__Directions__
Omitting all pictures, retype the entries below exactly as given.

[Website and app data records]
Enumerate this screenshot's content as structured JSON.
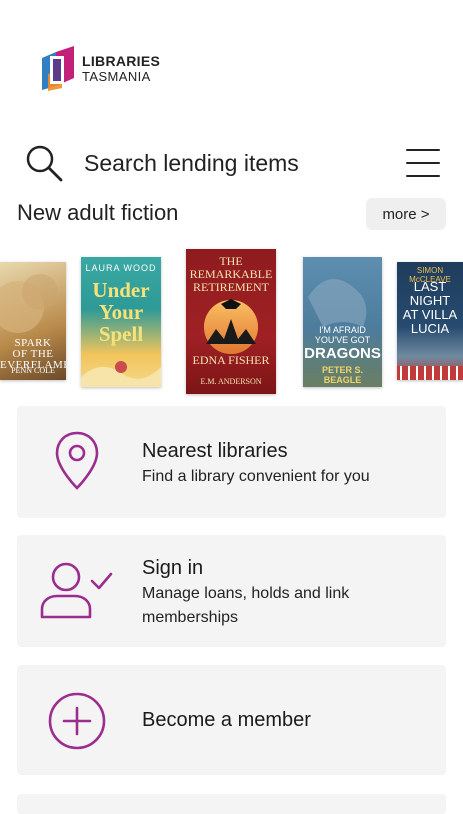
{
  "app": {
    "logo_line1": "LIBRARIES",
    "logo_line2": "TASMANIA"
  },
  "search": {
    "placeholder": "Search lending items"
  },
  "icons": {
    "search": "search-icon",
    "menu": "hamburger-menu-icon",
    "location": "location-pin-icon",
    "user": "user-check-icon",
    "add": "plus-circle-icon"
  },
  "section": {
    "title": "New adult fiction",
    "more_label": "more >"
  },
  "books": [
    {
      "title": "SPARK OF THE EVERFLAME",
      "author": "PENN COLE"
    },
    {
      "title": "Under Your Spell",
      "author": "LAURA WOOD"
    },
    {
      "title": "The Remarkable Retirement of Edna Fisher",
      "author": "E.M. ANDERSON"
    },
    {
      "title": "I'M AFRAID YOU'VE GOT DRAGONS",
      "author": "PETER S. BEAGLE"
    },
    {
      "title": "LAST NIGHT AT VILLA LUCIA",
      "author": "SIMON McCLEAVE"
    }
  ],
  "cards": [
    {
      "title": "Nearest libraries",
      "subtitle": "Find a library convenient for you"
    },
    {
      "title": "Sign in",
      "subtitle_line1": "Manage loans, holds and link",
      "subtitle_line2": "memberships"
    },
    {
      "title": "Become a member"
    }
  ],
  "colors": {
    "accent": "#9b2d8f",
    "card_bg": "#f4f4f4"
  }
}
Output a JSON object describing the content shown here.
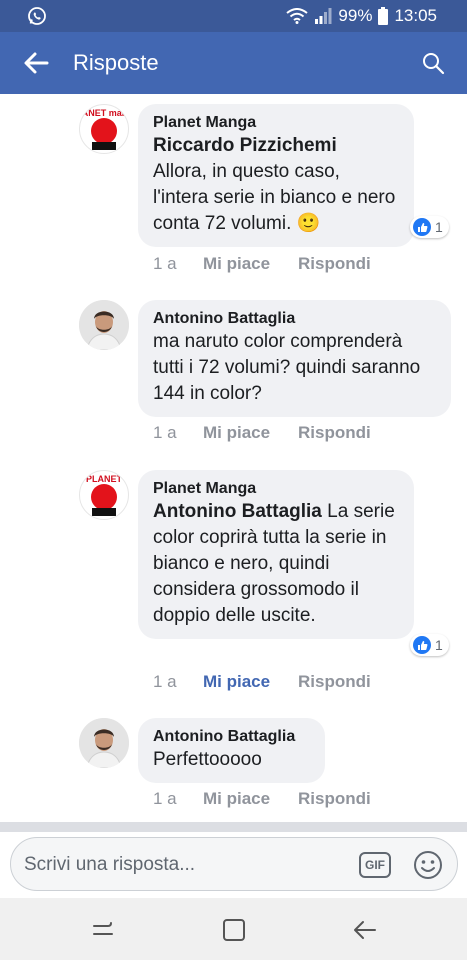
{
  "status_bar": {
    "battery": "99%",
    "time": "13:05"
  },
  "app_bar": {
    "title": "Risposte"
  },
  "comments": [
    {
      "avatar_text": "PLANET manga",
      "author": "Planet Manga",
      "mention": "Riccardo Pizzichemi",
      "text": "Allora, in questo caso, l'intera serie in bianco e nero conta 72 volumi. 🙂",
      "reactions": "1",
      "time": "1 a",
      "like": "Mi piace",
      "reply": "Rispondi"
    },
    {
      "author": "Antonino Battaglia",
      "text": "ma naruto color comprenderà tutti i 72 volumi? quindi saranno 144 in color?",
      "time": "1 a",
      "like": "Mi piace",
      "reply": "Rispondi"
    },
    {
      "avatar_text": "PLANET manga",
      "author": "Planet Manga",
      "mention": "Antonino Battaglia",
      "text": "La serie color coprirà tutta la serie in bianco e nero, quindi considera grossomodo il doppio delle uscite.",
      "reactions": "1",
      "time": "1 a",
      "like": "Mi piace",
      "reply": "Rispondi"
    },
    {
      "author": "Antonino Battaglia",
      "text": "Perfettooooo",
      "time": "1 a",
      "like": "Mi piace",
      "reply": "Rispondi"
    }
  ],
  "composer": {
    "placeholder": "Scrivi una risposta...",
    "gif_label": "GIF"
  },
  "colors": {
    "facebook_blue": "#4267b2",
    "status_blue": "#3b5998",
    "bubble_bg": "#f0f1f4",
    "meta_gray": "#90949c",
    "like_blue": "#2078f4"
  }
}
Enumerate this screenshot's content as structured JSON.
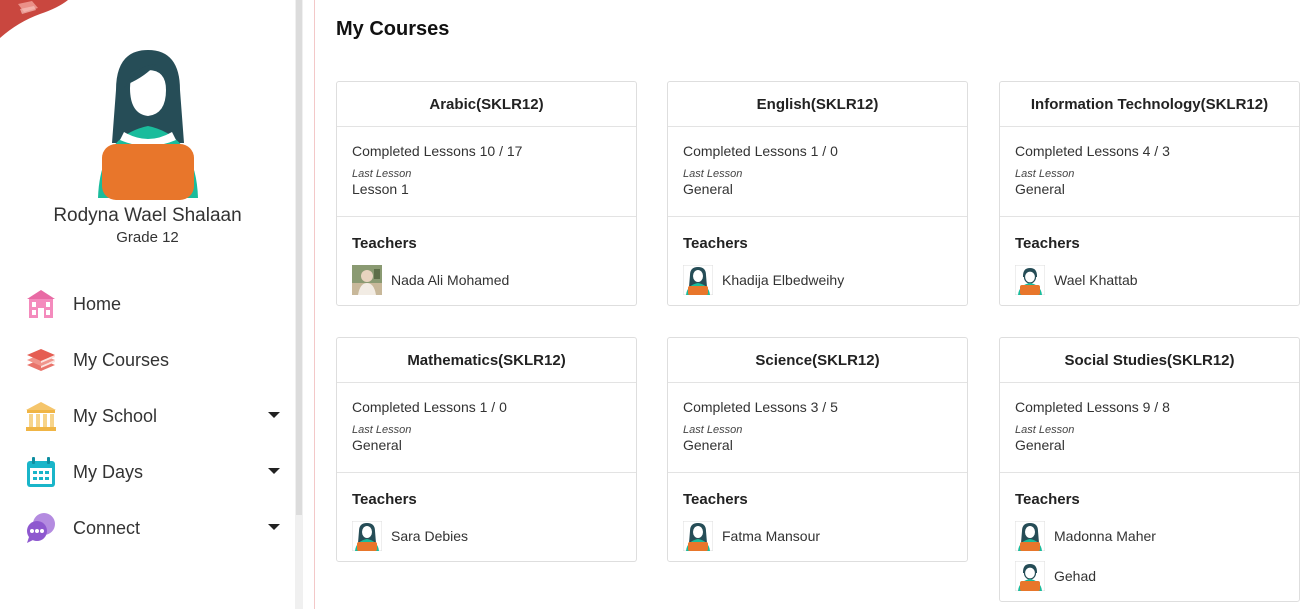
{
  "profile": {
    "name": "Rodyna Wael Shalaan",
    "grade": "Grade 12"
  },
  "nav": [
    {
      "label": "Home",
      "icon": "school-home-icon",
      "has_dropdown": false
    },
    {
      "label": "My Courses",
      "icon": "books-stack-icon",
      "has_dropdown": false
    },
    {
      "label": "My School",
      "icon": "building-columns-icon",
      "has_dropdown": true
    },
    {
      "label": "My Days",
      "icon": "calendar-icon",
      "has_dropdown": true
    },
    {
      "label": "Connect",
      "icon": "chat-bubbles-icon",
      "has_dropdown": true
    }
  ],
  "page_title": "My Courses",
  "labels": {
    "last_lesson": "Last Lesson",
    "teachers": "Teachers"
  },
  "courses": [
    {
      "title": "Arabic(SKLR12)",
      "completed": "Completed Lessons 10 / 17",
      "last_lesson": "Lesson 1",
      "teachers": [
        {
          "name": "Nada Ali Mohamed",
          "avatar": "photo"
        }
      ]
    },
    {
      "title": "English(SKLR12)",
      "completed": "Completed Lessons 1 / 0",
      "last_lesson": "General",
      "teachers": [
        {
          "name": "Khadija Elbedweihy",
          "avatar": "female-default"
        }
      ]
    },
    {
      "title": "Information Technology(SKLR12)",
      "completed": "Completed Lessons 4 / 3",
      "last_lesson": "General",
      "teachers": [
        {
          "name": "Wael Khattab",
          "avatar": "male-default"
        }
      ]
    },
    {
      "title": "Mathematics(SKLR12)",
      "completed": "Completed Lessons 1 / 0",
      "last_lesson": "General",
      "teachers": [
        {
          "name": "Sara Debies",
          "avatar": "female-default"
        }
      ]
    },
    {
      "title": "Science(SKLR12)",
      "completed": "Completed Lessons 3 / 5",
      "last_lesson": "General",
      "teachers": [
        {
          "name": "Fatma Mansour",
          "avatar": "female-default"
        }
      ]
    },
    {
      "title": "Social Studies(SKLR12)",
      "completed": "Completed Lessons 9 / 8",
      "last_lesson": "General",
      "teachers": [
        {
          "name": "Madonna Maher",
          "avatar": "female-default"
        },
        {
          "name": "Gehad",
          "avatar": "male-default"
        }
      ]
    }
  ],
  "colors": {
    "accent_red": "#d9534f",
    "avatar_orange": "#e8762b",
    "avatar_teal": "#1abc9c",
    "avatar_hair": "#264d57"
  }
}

__Exercise output__
Enumerate this screenshot's content as structured JSON.
{
  "app": {
    "logo_line1": "LIBRARIES",
    "logo_line2": "TASMANIA"
  },
  "search": {
    "placeholder": "Search lending items"
  },
  "icons": {
    "search": "search-icon",
    "menu": "hamburger-menu-icon",
    "location": "location-pin-icon",
    "user": "user-check-icon",
    "add": "plus-circle-icon"
  },
  "section": {
    "title": "New adult fiction",
    "more_label": "more >"
  },
  "books": [
    {
      "title": "SPARK OF THE EVERFLAME",
      "author": "PENN COLE"
    },
    {
      "title": "Under Your Spell",
      "author": "LAURA WOOD"
    },
    {
      "title": "The Remarkable Retirement of Edna Fisher",
      "author": "E.M. ANDERSON"
    },
    {
      "title": "I'M AFRAID YOU'VE GOT DRAGONS",
      "author": "PETER S. BEAGLE"
    },
    {
      "title": "LAST NIGHT AT VILLA LUCIA",
      "author": "SIMON McCLEAVE"
    }
  ],
  "cards": [
    {
      "title": "Nearest libraries",
      "subtitle": "Find a library convenient for you"
    },
    {
      "title": "Sign in",
      "subtitle_line1": "Manage loans, holds and link",
      "subtitle_line2": "memberships"
    },
    {
      "title": "Become a member"
    }
  ],
  "colors": {
    "accent": "#9b2d8f",
    "card_bg": "#f4f4f4"
  }
}
Output a JSON object describing the content shown here.
{
  "status_bar": {
    "battery": "99%",
    "time": "13:05"
  },
  "app_bar": {
    "title": "Risposte"
  },
  "comments": [
    {
      "avatar_text": "PLANET manga",
      "author": "Planet Manga",
      "mention": "Riccardo Pizzichemi",
      "text": "Allora, in questo caso, l'intera serie in bianco e nero conta 72 volumi. 🙂",
      "reactions": "1",
      "time": "1 a",
      "like": "Mi piace",
      "reply": "Rispondi"
    },
    {
      "author": "Antonino Battaglia",
      "text": "ma naruto color comprenderà tutti i 72 volumi? quindi saranno 144 in color?",
      "time": "1 a",
      "like": "Mi piace",
      "reply": "Rispondi"
    },
    {
      "avatar_text": "PLANET manga",
      "author": "Planet Manga",
      "mention": "Antonino Battaglia",
      "text": "La serie color coprirà tutta la serie in bianco e nero, quindi considera grossomodo il doppio delle uscite.",
      "reactions": "1",
      "time": "1 a",
      "like": "Mi piace",
      "reply": "Rispondi"
    },
    {
      "author": "Antonino Battaglia",
      "text": "Perfettooooo",
      "time": "1 a",
      "like": "Mi piace",
      "reply": "Rispondi"
    }
  ],
  "composer": {
    "placeholder": "Scrivi una risposta...",
    "gif_label": "GIF"
  },
  "colors": {
    "facebook_blue": "#4267b2",
    "status_blue": "#3b5998",
    "bubble_bg": "#f0f1f4",
    "meta_gray": "#90949c",
    "like_blue": "#2078f4"
  }
}
Enumerate this screenshot's content as structured JSON.
{
  "profile": {
    "name": "Rodyna Wael Shalaan",
    "grade": "Grade 12"
  },
  "nav": [
    {
      "label": "Home",
      "icon": "school-home-icon",
      "has_dropdown": false
    },
    {
      "label": "My Courses",
      "icon": "books-stack-icon",
      "has_dropdown": false
    },
    {
      "label": "My School",
      "icon": "building-columns-icon",
      "has_dropdown": true
    },
    {
      "label": "My Days",
      "icon": "calendar-icon",
      "has_dropdown": true
    },
    {
      "label": "Connect",
      "icon": "chat-bubbles-icon",
      "has_dropdown": true
    }
  ],
  "page_title": "My Courses",
  "labels": {
    "last_lesson": "Last Lesson",
    "teachers": "Teachers"
  },
  "courses": [
    {
      "title": "Arabic(SKLR12)",
      "completed": "Completed Lessons 10 / 17",
      "last_lesson": "Lesson 1",
      "teachers": [
        {
          "name": "Nada Ali Mohamed",
          "avatar": "photo"
        }
      ]
    },
    {
      "title": "English(SKLR12)",
      "completed": "Completed Lessons 1 / 0",
      "last_lesson": "General",
      "teachers": [
        {
          "name": "Khadija Elbedweihy",
          "avatar": "female-default"
        }
      ]
    },
    {
      "title": "Information Technology(SKLR12)",
      "completed": "Completed Lessons 4 / 3",
      "last_lesson": "General",
      "teachers": [
        {
          "name": "Wael Khattab",
          "avatar": "male-default"
        }
      ]
    },
    {
      "title": "Mathematics(SKLR12)",
      "completed": "Completed Lessons 1 / 0",
      "last_lesson": "General",
      "teachers": [
        {
          "name": "Sara Debies",
          "avatar": "female-default"
        }
      ]
    },
    {
      "title": "Science(SKLR12)",
      "completed": "Completed Lessons 3 / 5",
      "last_lesson": "General",
      "teachers": [
        {
          "name": "Fatma Mansour",
          "avatar": "female-default"
        }
      ]
    },
    {
      "title": "Social Studies(SKLR12)",
      "completed": "Completed Lessons 9 / 8",
      "last_lesson": "General",
      "teachers": [
        {
          "name": "Madonna Maher",
          "avatar": "female-default"
        },
        {
          "name": "Gehad",
          "avatar": "male-default"
        }
      ]
    }
  ],
  "colors": {
    "accent_red": "#d9534f",
    "avatar_orange": "#e8762b",
    "avatar_teal": "#1abc9c",
    "avatar_hair": "#264d57"
  }
}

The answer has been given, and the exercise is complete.